So the total number of available pizzas is 988. If you do allow duplicate pizzas, the total number of combinations is 988[sup]4[/sup], which is 952,857,108,736. If not, the number is 988 * 987 * 986 * 985, which is 947,081,258,760. Either way, Ms. Simpson is off by a little bit.
Wow! What fun! I’d been meaning to sit down and figure this out since I first saw the commercial. It had been ages since I’d done any type of math like this, and I couldn’t remember the first thing about it. I had to rediscover the pattern and the formula on my own. In the process, I independently rediscovered Pascal’s Triangle! (Once I got that far, I cheated and looked up the formula for finding the value of a given cell, rather than filling in 18 rows by hand.) By that process I got 988 possible individual pizzas and 947,081,258,760 combinations of four, with no duplicates. I see on preview that ultrafilter got the same thing. How gratifying! At least I know I’m smarter than Jessica.
I agree the figure used in the commercials is incorrect. My question is where did they come up with that number? Did they do some sort of screwy back-assward calculation, or did the just pull a number out of their asses?
The assumptions that lead to the smallest number of combinations are:
No two pizzas the same
No two toppings on one pizza the same (which is unrealistic since I know people who like olive-olive-olive pizza.)
You have 18+1 choices for the first topping. In the case that you choose one of the 18, you then have 17+1 choices for the second topping. In the case that you choose 17, you have 16+1 choices for the last topping. Finally, if you ended up with two real toppings, you have 2! ways to have done that, and if you ended up with 3 real toppings, you have 3! ways to have done that. This means there are:
1 + 18(1 + 17*(1/2 + 16/6) ) = 988
possible pizzas. Since you’re getting four of them, there are
988987986*985/(4!) = 39,461,719,115
So even with these tight assumptions, JS still seems a bit short.
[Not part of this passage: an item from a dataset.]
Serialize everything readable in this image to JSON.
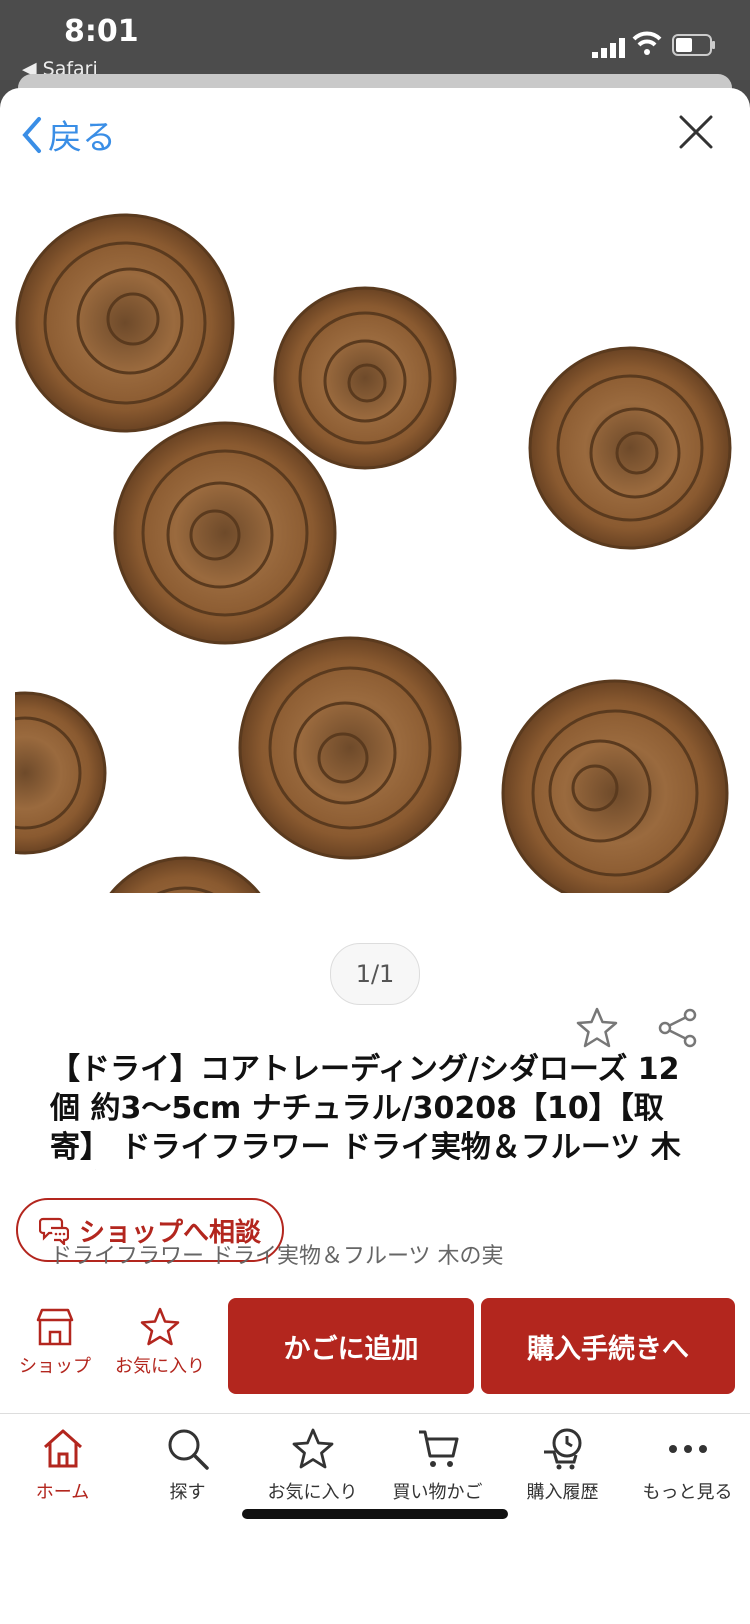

I was about to post this, then previewed and saw ultrafilter’s post. I’m really curious as to how his formula works.
This is what I got, using methods that seem logical to me:
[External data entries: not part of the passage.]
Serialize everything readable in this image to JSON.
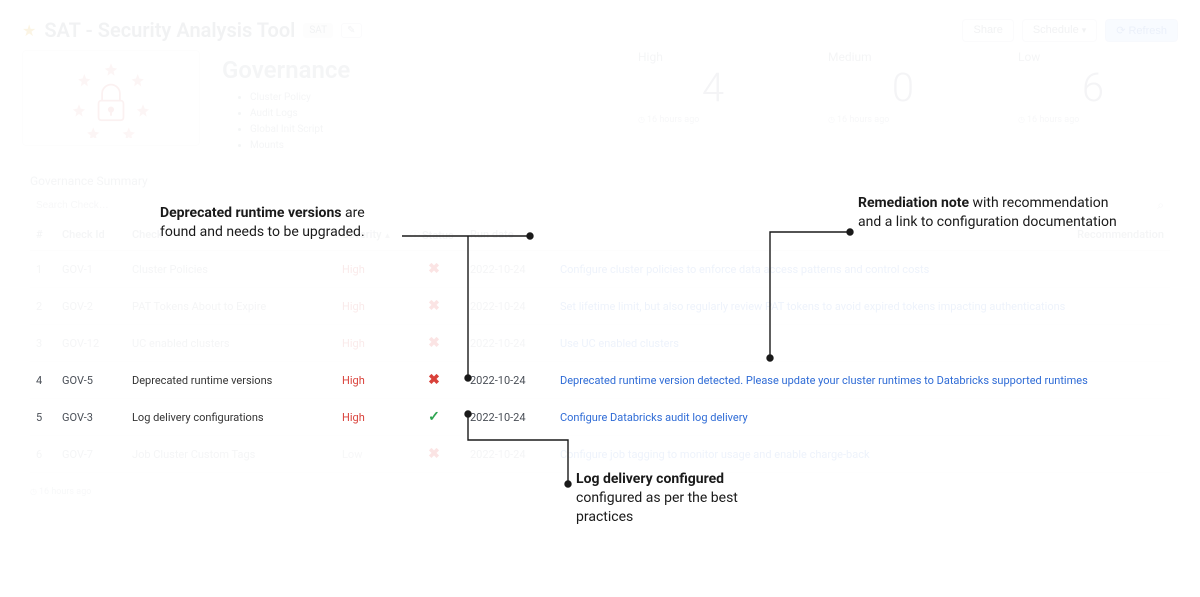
{
  "header": {
    "title": "SAT - Security Analysis Tool",
    "chip": "SAT",
    "share": "Share",
    "schedule": "Schedule",
    "refresh": "Refresh"
  },
  "governance": {
    "title": "Governance",
    "items": [
      "Cluster Policy",
      "Audit Logs",
      "Global Init Script",
      "Mounts"
    ]
  },
  "metrics": [
    {
      "label": "High",
      "value": "4",
      "time": "16 hours ago"
    },
    {
      "label": "Medium",
      "value": "0",
      "time": "16 hours ago"
    },
    {
      "label": "Low",
      "value": "6",
      "time": "16 hours ago"
    }
  ],
  "section_title": "Governance Summary",
  "search_placeholder": "Search Check…",
  "columns": {
    "idx": "#",
    "checkid": "Check Id",
    "name": "Check",
    "severity": "Severity",
    "status": "Status",
    "rundate": "Run date",
    "recommendation": "Recommendation"
  },
  "rows": [
    {
      "idx": "1",
      "id": "GOV-1",
      "name": "Cluster Policies",
      "sev": "High",
      "status": "x",
      "date": "2022-10-24",
      "rec": "Configure cluster policies to enforce data access patterns and control costs",
      "highlight": false
    },
    {
      "idx": "2",
      "id": "GOV-2",
      "name": "PAT Tokens About to Expire",
      "sev": "High",
      "status": "x",
      "date": "2022-10-24",
      "rec": "Set lifetime limit, but also regularly review PAT tokens to avoid expired tokens impacting authentications",
      "highlight": false
    },
    {
      "idx": "3",
      "id": "GOV-12",
      "name": "UC enabled clusters",
      "sev": "High",
      "status": "x",
      "date": "2022-10-24",
      "rec": "Use UC enabled clusters",
      "highlight": false
    },
    {
      "idx": "4",
      "id": "GOV-5",
      "name": "Deprecated runtime versions",
      "sev": "High",
      "status": "x",
      "date": "2022-10-24",
      "rec": "Deprecated runtime version detected. Please update your cluster runtimes to Databricks supported runtimes",
      "highlight": true
    },
    {
      "idx": "5",
      "id": "GOV-3",
      "name": "Log delivery configurations",
      "sev": "High",
      "status": "ok",
      "date": "2022-10-24",
      "rec": "Configure Databricks audit log delivery",
      "highlight": true
    },
    {
      "idx": "6",
      "id": "GOV-7",
      "name": "Job Cluster Custom Tags",
      "sev": "Low",
      "status": "x",
      "date": "2022-10-24",
      "rec": "Configure job tagging to monitor usage and enable charge-back",
      "highlight": false
    }
  ],
  "footer_time": "16 hours ago",
  "annotations": {
    "a1_bold": "Deprecated runtime versions",
    "a1_rest": " are found and needs to be upgraded.",
    "a2_bold": "Remediation note",
    "a2_rest": " with recommendation and a link to configuration documentation",
    "a3_bold": "Log delivery configured",
    "a3_rest": "  configured as per the best practices"
  }
}
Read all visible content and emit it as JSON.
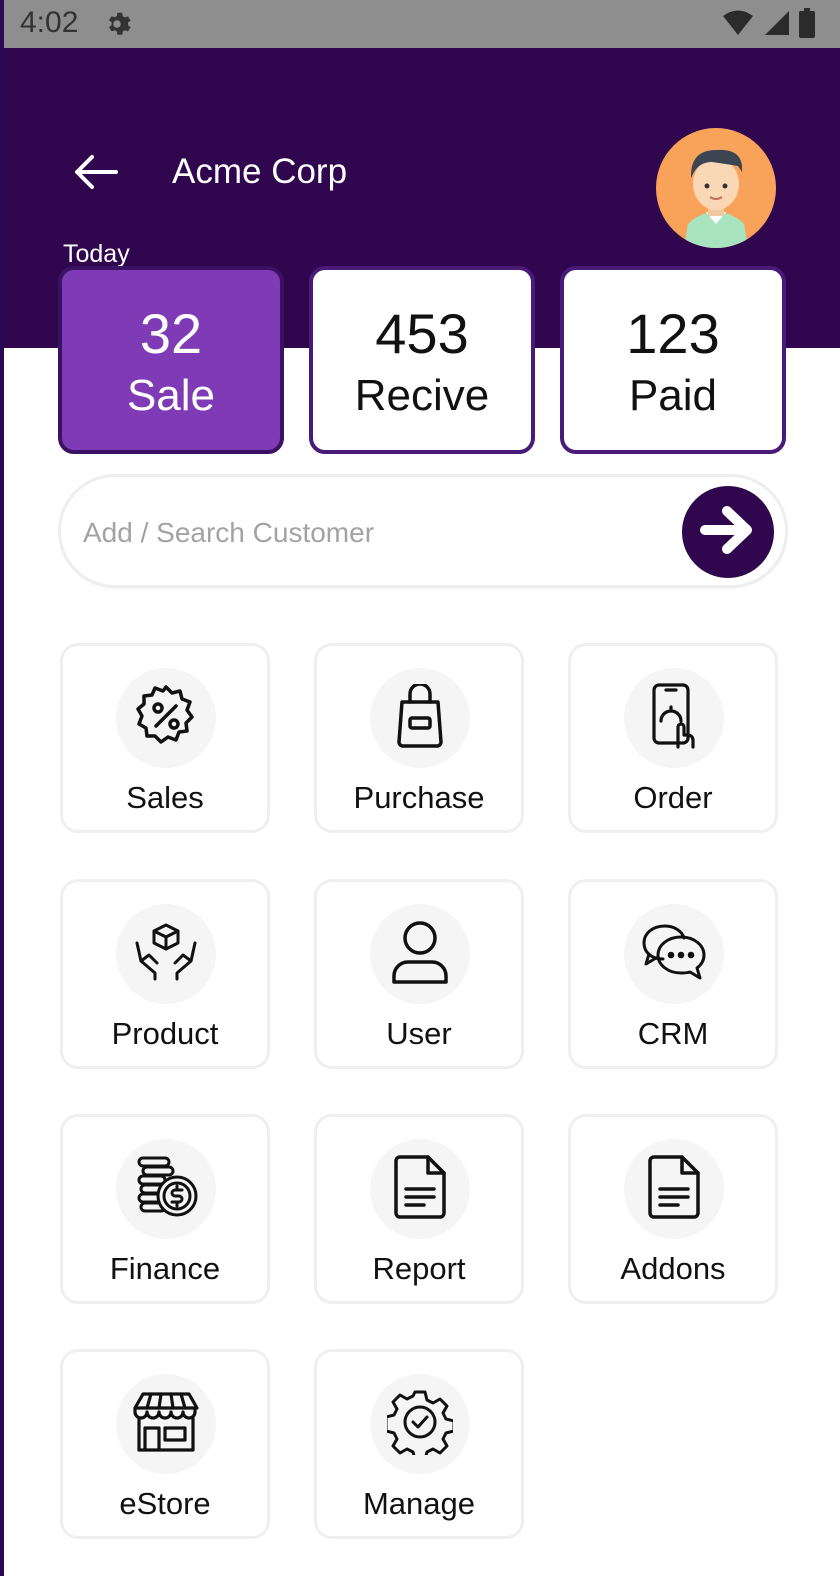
{
  "status_bar": {
    "time": "4:02"
  },
  "header": {
    "company": "Acme Corp",
    "period": "Today"
  },
  "stats": [
    {
      "value": "32",
      "label": "Sale"
    },
    {
      "value": "453",
      "label": "Recive"
    },
    {
      "value": "123",
      "label": "Paid"
    }
  ],
  "search": {
    "placeholder": "Add / Search Customer"
  },
  "tiles": [
    {
      "label": "Sales",
      "icon": "percent-badge-icon"
    },
    {
      "label": "Purchase",
      "icon": "shopping-bag-icon"
    },
    {
      "label": "Order",
      "icon": "mobile-order-icon"
    },
    {
      "label": "Product",
      "icon": "product-hands-icon"
    },
    {
      "label": "User",
      "icon": "user-icon"
    },
    {
      "label": "CRM",
      "icon": "chat-bubbles-icon"
    },
    {
      "label": "Finance",
      "icon": "coins-icon"
    },
    {
      "label": "Report",
      "icon": "document-icon"
    },
    {
      "label": "Addons",
      "icon": "document-icon"
    },
    {
      "label": "eStore",
      "icon": "store-icon"
    },
    {
      "label": "Manage",
      "icon": "gear-check-icon"
    }
  ],
  "colors": {
    "header": "#30074f",
    "accent": "#7f3bb5",
    "border": "#4a1a79"
  }
}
3 toppings: (assuming there are 17 toppings) 17 * 16 * 15 = 4080
2 toppings: 17 * 16 = 272
1 topping: 17
0 toppings: 1
for a total of 4370 topping combinations. If we have no duplicate pizzas amongst our 4, we have 4370 * 4369 * 4368 * 4367 = 364,191,078,931,680. So Ms. Simpson is still way wrong. And she gets more wrong if you start allowing other toppings, like extra cheese, or double pepperoni.
Anyway, I’d love it if ultrafilter or alan smithee could tell me the flaw in my logic. (And I don’t mean that in a sarcastic way; I really want to know)
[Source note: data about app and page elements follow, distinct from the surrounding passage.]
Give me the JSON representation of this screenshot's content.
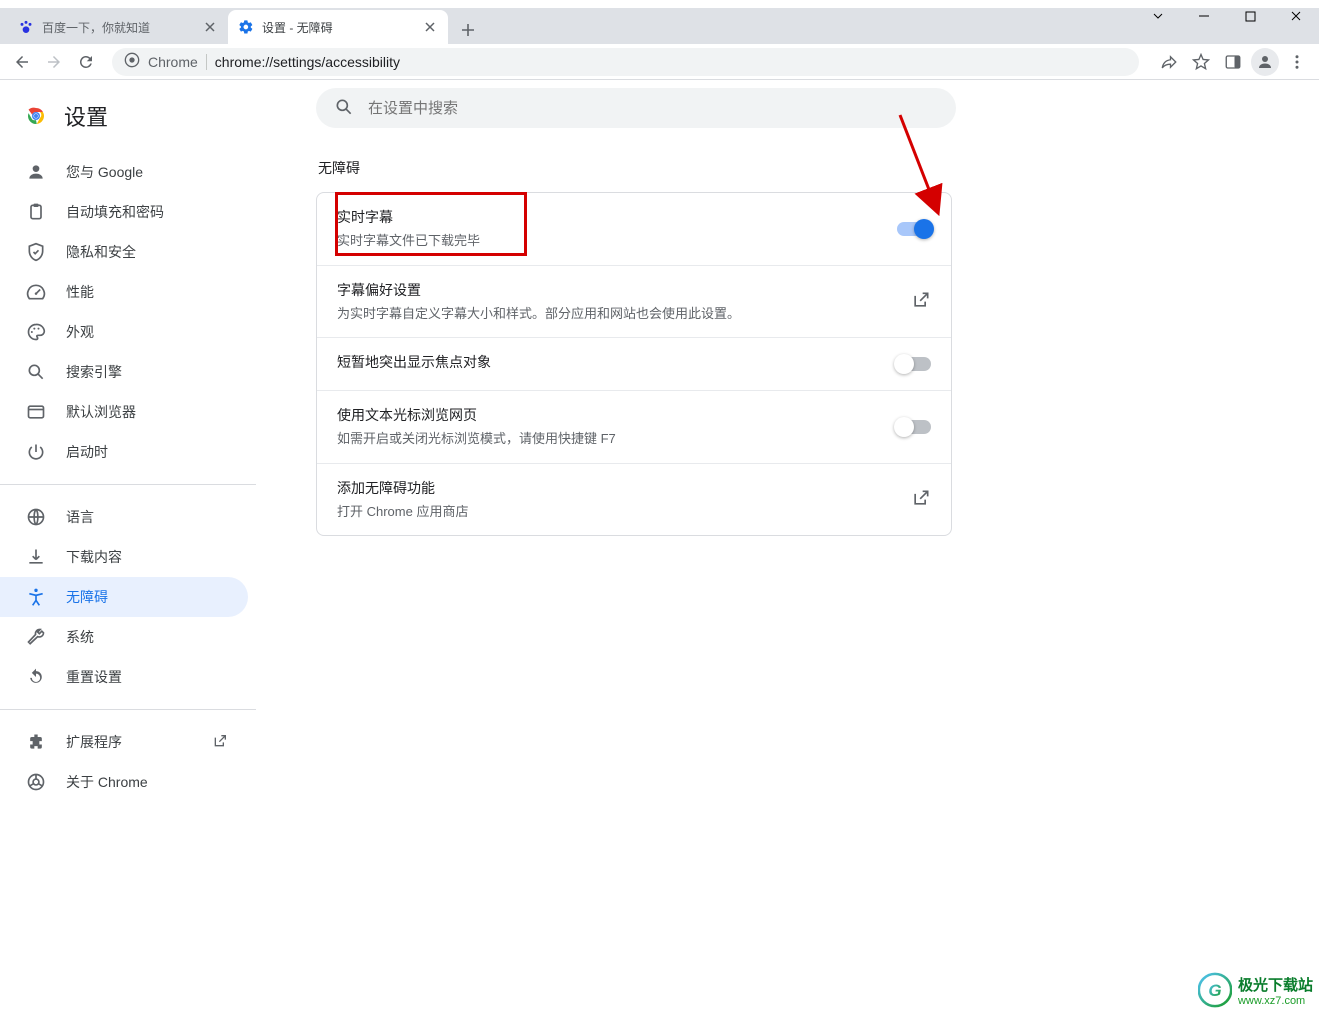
{
  "tabs": [
    {
      "title": "百度一下，你就知道",
      "favicon": "baidu"
    },
    {
      "title": "设置 - 无障碍",
      "favicon": "gear"
    }
  ],
  "omnibox": {
    "scheme_label": "Chrome",
    "url_path": "chrome://settings/accessibility"
  },
  "sidebar": {
    "title": "设置",
    "items": [
      {
        "label": "您与 Google",
        "icon": "person"
      },
      {
        "label": "自动填充和密码",
        "icon": "clipboard"
      },
      {
        "label": "隐私和安全",
        "icon": "shield"
      },
      {
        "label": "性能",
        "icon": "speed"
      },
      {
        "label": "外观",
        "icon": "palette"
      },
      {
        "label": "搜索引擎",
        "icon": "search"
      },
      {
        "label": "默认浏览器",
        "icon": "browser"
      },
      {
        "label": "启动时",
        "icon": "power"
      }
    ],
    "items2": [
      {
        "label": "语言",
        "icon": "globe"
      },
      {
        "label": "下载内容",
        "icon": "download"
      },
      {
        "label": "无障碍",
        "icon": "accessibility",
        "active": true
      },
      {
        "label": "系统",
        "icon": "wrench"
      },
      {
        "label": "重置设置",
        "icon": "restore"
      }
    ],
    "items3": [
      {
        "label": "扩展程序",
        "icon": "extension",
        "external": true
      },
      {
        "label": "关于 Chrome",
        "icon": "chrome"
      }
    ]
  },
  "search": {
    "placeholder": "在设置中搜索"
  },
  "section": {
    "title": "无障碍"
  },
  "rows": {
    "live_caption": {
      "title": "实时字幕",
      "sub": "实时字幕文件已下载完毕",
      "toggle": true
    },
    "caption_pref": {
      "title": "字幕偏好设置",
      "sub": "为实时字幕自定义字幕大小和样式。部分应用和网站也会使用此设置。"
    },
    "focus_highlight": {
      "title": "短暂地突出显示焦点对象",
      "toggle": false
    },
    "caret_browsing": {
      "title": "使用文本光标浏览网页",
      "sub": "如需开启或关闭光标浏览模式，请使用快捷键 F7",
      "toggle": false
    },
    "add_a11y": {
      "title": "添加无障碍功能",
      "sub": "打开 Chrome 应用商店"
    }
  },
  "watermark": {
    "line1": "极光下载站",
    "line2": "www.xz7.com"
  }
}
BTW, has anyone noticed that whenever advertizers make up a number to represent the possible combinations of whatever they’re selling, they always grossly underestimate. I think John Allen Paulos pointed this out first in his great book Innumeracy. I wonder why it is.
(BTW, I’ve always thought “pork topping” was an incredibly poor choice for naming a topping. It sounds like they’re trying to get away with something, like “cheese food” or “chocolate-flavored coating”.
I just imagine someone saying, “Well, the lawyers say we can’t really call this stuff pork or sausage. They said pork topping is acceptable, as long as we don’t imply its actually edible. That means we can’t suggest people put in on their pizza, but if they happen to see it on the menu and ask for it, we don’t have to say that its technically for topping road construction.”)